Kevin Brookhouser, M.Ed. is the author of The 20time Project: How educators can launch Google’s formula for future-ready students. He teaches digital citizenship and computer science at York School in Monterey, California and is a Google for Education Certified Innovator and Certified Trainer, and National Association of Independent Schools Teacher of the Future. Kevin serves on the board of The International School of Monterey. He is a learning animal.
Kevin Brookhouser, M.Ed. teaches digital citizenship and computer science at York School in Monterey, California. He is the author of The 20time Project: How educators can launch Google’s formula for future ready students. Kevin is a Google for Education Certified Innovator, Google for Education Certified Trainer, National Association of Independent Schools Teacher of the Future, Common Sense Media Certified Trainer, Microsoft Innovative Educator, and University of California Certified Integrated Course Developer. Kevin provides relevant, hands-on training and engaging keynotes in educational technology to teachers and administrators with a focus on transforming the classroom to be more student-centered, collaborative, and project oriented. He believes that teachers can enable students to meet learning goals by becoming real-world problem solvers and content creators rather than mere consumers of curricula. He delivers professional development workshop and inspiring keynote presentations to teachers, parents, and administrators around the world. According to his dog, he is slightly below average at throwing the tennis ball.
Fueling Future-Ready Students
To help inspire innovation and creativity, Google offers employees 20% of their time to work on a project of their choosing. Teachers who offer the same to their students can meet learning goals while creating powerful experiences that lead to increased motivation, creativity, and divergent critical thinking. This presentation will outline how to inspire teachers to organize a 20% program in middle and high schools across curricula, how to effectively communicate the rationale of the program to administrators, parents, and students, and how to execute the program so students are able to manage their time effectively for a successful final project.

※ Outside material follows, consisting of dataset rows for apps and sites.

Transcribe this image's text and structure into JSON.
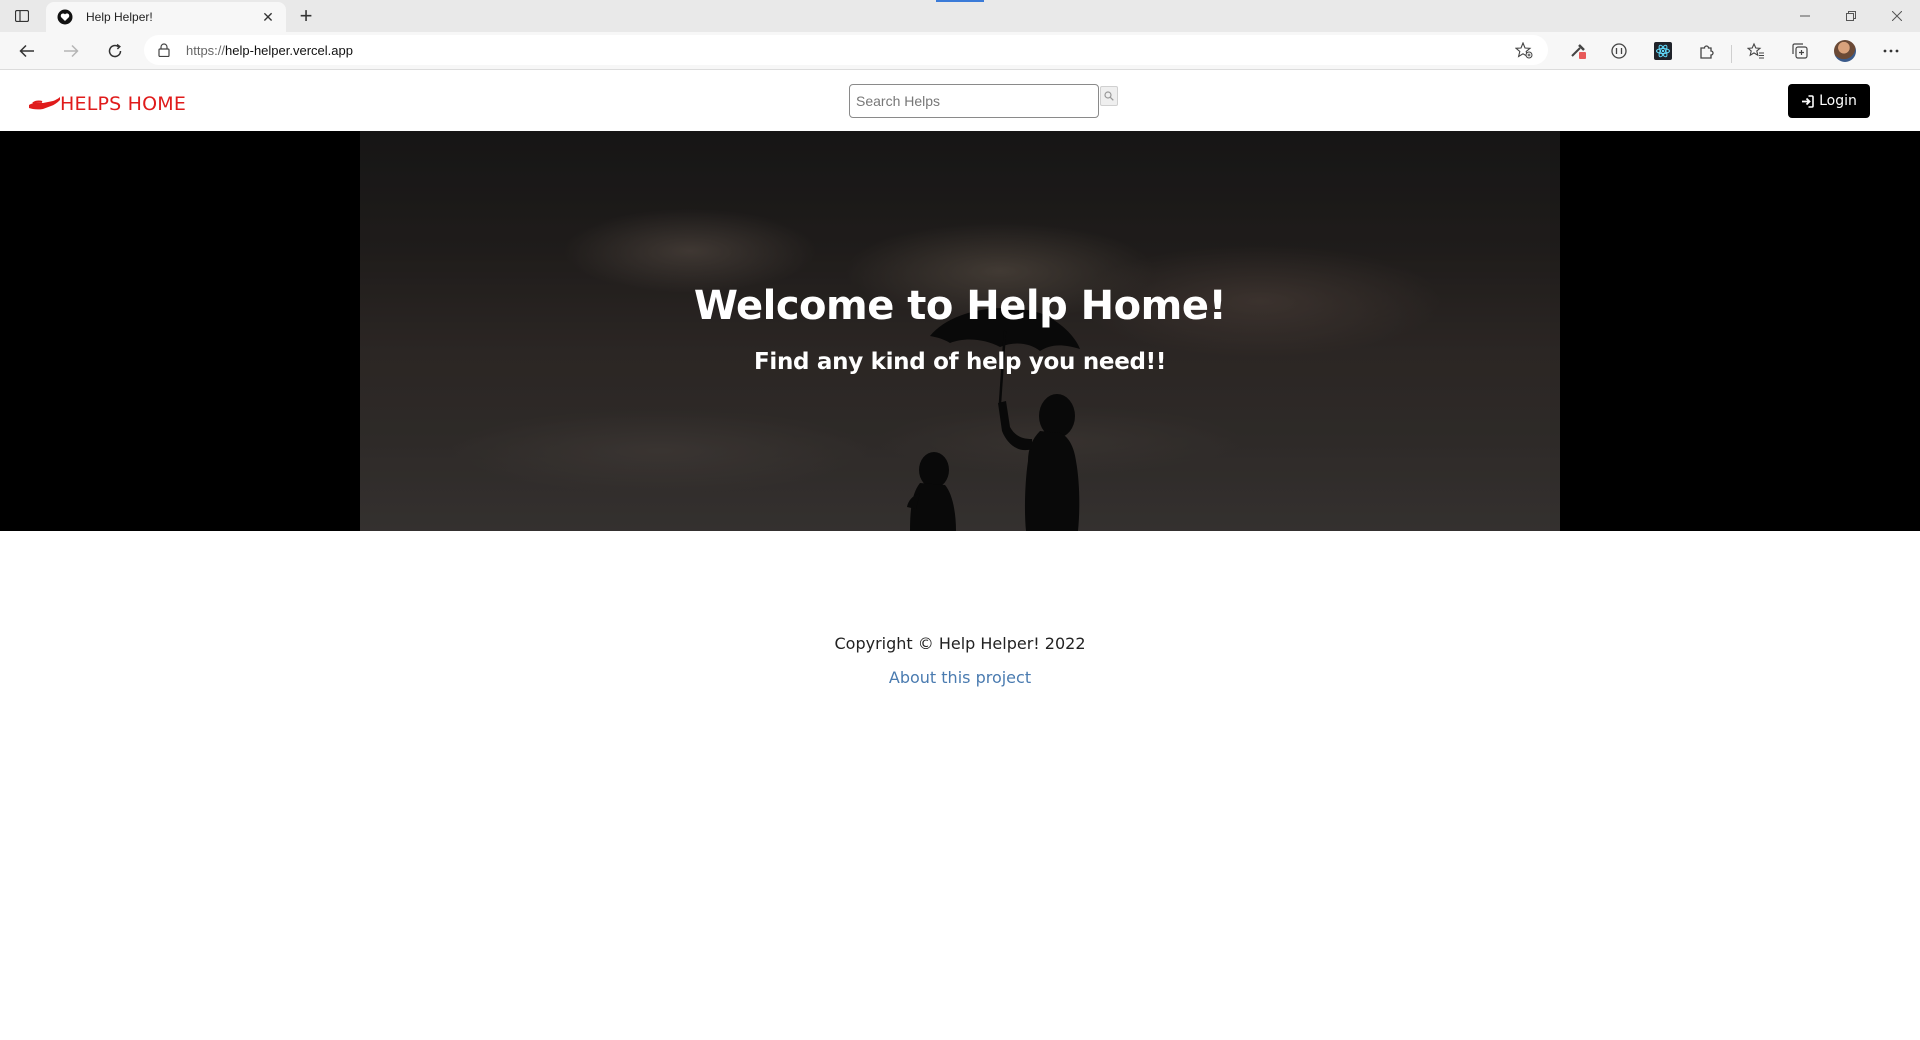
{
  "browser": {
    "tab_title": "Help Helper!",
    "url_prefix": "https://",
    "url_host": "help-helper.vercel.app"
  },
  "site": {
    "brand": "HELPS HOME",
    "search_placeholder": "Search Helps",
    "login_label": "Login",
    "brand_color": "#e01b1b"
  },
  "hero": {
    "title": "Welcome to Help Home!",
    "subtitle": "Find any kind of help you need!!"
  },
  "footer": {
    "copyright": "Copyright © Help Helper! 2022",
    "about_link": "About this project",
    "link_color": "#4a7bb0"
  },
  "icons": [
    "sidebar-toggle-icon",
    "heart-shield-favicon-icon",
    "close-icon",
    "plus-icon",
    "back-arrow-icon",
    "forward-arrow-icon",
    "refresh-icon",
    "lock-icon",
    "add-favorite-icon",
    "extension-icons",
    "favorites-icon",
    "collections-icon",
    "more-icon",
    "hand-icon",
    "search-icon",
    "login-icon"
  ]
}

No student is too young to take on an entrepreneurial mindset. In this high-energy high-inspiration keynote, Kevin introduces you to six young entrepreneurs who are changing their world by trying to solve big problems while ignoring big people who tell them they can't do it. Prepare to be amazed by the power of our youngest people who can make a huge difference and learn how teachers of elementary and middle school students can create a classroom that nurtures the kind of thinking,, and see how these kinds of programs can lead to improved academic standards.
Epic Fail: Nurturing Future-Ready Minds in the Age of Control-Z
How do we create a classroom culture that meets high standards and yet allows students to experiment and learn through errors? Reflecting on his years in the classroom, Kevin Brookhouser will explore how technology enables massive learning wins through epic fails. What does it take to get a job at Google? Contrary to popular belief, the most sought after employer is not looking for the uber-successful individuals alone at the top of the class. In fact, they want people who know what it’s like to learn and thrive through setbacks. Software developers, game designers, and, yes, Google recognize the best way to teach something new is by letting users make mistakes. Learn how to cultivate an “undo” mindset that grows future ready learners.
Video Games Taught me to be a Better Teacher
Think video games are for lazy kids? Think again. Or better yet, play one. They're incredibly hard, and to get good at them requires learning new difficult skills quickly. Often misrepresented as the technology that turns brains to mush, Kevin explores how video games are actually methodically designed learning machines that tap into users' internal reward systems and motivate students toward mastery. Teachers who employ the same techniques as game designers can likewise motivate students to quickly develop powerful academic skills. Game on.
The New Literacies
The world has changed so dramatically over the past couple decades that we cannot teach the same way we were taught when we were in school. All students need experience developing three emerging literacies to thrive in the competitive and exciting future they’re facing. First, they need to know how to how to think like a computer programmer, second, they must know how to produce compelling videos, and finally they need to build the habits of a smart, creative entrepreneur. Teachers can provide this experience without being experts themselves all while meeting Common Core Standards. Through inspiring stories, research-based insights, and and turn-key tips, teachers will leave ready to transform their classrooms into incubators for future-ready students.